After a prolonged delay, the State Biodiversity Board was, at last, formed in Tamil Nadu. An order to this effect was issued by the State government on August 17.
A senior Forest official concedes that while Tamil Nadu has just begun its journey, other southern States — Andhra Pradesh, Kerala and Karnataka — have gone one step further by notifying Biodiversity Rules. Besides, they, which have formed hundreds of Biodiversity Management Committees (BMC), are maintaining numerous registers of people engaged in biodiversity conservation.
The delay in forming the Board and the BMCs in the State had an adverse bearing on the implementation of access and benefit sharing (ABS) programme, as stipulated under the National Biodiversity Act 2002. For example, effective conservation of biodiversity, especially outside forest areas, was not carried out. In the absence of these bodies, it would not be possible to regulate rising of medicinal plants, the official points out.
Asked for reaction, Ravikant Upadhyay, Chief Conservator of Forest (Biodiversity), said four Biodiversity Management Committees have been formed in the district of Ramanathapuram.

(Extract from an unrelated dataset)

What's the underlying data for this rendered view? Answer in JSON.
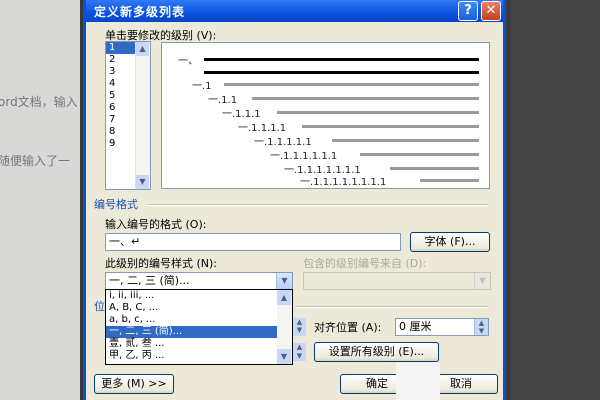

The government has allocated Rs. 7.5 lakh for the State Biodiversity Board, which has distributed 618 solar lanterns to local communities in Ramanathapuram, he adds.